• [To do] In your answer, print every record exactly as it is written.
━━ Exercise data ━━
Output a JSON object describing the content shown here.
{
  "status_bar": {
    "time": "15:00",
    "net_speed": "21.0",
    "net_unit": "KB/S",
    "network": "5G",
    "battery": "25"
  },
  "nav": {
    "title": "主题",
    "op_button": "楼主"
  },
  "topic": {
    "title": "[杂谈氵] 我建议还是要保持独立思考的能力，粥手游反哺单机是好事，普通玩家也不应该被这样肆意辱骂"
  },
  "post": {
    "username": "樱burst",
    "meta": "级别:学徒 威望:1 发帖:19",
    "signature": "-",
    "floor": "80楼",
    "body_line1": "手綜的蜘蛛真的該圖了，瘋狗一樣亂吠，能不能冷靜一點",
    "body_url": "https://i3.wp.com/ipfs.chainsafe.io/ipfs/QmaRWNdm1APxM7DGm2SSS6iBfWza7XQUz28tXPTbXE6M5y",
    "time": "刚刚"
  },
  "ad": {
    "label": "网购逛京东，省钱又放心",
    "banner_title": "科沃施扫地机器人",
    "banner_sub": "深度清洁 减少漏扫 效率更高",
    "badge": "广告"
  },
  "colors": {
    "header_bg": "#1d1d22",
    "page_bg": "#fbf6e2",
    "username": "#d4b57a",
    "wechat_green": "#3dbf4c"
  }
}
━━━
• [Reply]
Output a JSON object describing the content shown here.
{
  "status_bar": {
    "time": "15:00",
    "net_speed": "21.0",
    "net_unit": "KB/S",
    "network": "5G",
    "battery": "25"
  },
  "nav": {
    "title": "主题",
    "op_button": "楼主"
  },
  "topic": {
    "title": "[杂谈氵] 我建议还是要保持独立思考的能力，粥手游反哺单机是好事，普通玩家也不应该被这样肆意辱骂"
  },
  "post": {
    "username": "樱burst",
    "meta": "级别:学徒 威望:1 发帖:19",
    "signature": "-",
    "floor": "80楼",
    "body_line1": "手綜的蜘蛛真的該圖了，瘋狗一樣亂吠，能不能冷靜一點",
    "body_url": "https://i3.wp.com/ipfs.chainsafe.io/ipfs/QmaRWNdm1APxM7DGm2SSS6iBfWza7XQUz28tXPTbXE6M5y",
    "time": "刚刚"
  },
  "ad": {
    "label": "网购逛京东，省钱又放心",
    "banner_title": "科沃施扫地机器人",
    "banner_sub": "深度清洁 减少漏扫 效率更高",
    "badge": "广告"
  },
  "colors": {
    "header_bg": "#1d1d22",
    "page_bg": "#fbf6e2",
    "username": "#d4b57a",
    "wechat_green": "#3dbf4c"
  }
}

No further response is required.